* [Items from an interface collection]:
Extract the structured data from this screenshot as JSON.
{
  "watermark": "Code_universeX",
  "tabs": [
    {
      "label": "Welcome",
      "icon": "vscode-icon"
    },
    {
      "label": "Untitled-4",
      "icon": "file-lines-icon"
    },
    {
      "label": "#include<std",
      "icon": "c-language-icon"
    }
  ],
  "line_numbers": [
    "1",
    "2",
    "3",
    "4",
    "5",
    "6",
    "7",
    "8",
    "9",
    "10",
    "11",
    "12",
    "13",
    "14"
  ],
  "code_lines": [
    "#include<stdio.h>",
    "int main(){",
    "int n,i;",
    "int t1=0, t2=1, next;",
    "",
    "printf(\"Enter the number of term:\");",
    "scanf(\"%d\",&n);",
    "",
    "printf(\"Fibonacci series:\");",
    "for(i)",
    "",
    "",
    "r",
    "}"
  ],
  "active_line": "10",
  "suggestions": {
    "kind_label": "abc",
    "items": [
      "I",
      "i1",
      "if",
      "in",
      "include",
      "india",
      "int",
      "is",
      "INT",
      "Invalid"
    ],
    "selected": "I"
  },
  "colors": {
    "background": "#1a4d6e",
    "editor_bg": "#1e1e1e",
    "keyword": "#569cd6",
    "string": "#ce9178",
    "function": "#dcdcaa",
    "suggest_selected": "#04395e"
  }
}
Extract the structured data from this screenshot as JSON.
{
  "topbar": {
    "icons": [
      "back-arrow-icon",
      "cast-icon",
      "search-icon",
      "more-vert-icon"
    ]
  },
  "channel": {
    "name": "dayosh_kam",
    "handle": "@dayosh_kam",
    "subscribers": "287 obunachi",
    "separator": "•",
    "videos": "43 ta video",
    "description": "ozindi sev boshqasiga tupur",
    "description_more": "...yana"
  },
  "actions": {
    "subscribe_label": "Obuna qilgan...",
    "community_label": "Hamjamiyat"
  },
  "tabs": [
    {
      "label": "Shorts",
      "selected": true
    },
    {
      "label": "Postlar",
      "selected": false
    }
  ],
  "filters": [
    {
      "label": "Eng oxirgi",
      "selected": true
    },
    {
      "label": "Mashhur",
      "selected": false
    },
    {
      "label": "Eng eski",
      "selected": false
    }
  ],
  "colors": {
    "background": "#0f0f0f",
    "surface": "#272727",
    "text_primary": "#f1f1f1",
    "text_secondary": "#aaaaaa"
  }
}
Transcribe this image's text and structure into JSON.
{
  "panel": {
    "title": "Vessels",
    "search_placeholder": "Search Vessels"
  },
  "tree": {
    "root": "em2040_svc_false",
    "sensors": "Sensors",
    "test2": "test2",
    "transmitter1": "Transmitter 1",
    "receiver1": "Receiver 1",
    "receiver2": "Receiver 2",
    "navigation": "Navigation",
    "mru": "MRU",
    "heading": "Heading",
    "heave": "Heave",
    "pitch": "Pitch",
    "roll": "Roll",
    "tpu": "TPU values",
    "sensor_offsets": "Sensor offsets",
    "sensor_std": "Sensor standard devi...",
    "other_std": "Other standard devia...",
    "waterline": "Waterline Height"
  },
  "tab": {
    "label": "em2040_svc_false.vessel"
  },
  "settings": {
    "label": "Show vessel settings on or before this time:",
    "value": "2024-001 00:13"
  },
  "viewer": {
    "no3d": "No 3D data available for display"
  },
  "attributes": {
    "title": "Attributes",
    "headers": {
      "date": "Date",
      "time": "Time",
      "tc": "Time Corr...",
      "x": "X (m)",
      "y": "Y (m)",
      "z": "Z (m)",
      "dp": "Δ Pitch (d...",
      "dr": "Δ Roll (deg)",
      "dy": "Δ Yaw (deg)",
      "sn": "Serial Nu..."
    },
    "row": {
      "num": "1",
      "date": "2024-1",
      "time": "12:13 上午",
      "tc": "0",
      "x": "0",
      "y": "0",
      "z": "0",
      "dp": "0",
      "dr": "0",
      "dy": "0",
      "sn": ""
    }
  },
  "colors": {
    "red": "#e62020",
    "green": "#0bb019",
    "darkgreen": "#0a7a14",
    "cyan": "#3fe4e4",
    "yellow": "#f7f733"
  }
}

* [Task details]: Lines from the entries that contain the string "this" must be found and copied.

* [Result]:
Extract the structured data from this screenshot as JSON.
Extract the structured data from this screenshot as JSON.
Transcribe this image's text and structure into JSON.
    "label": "Show vessel settings on or before this time:",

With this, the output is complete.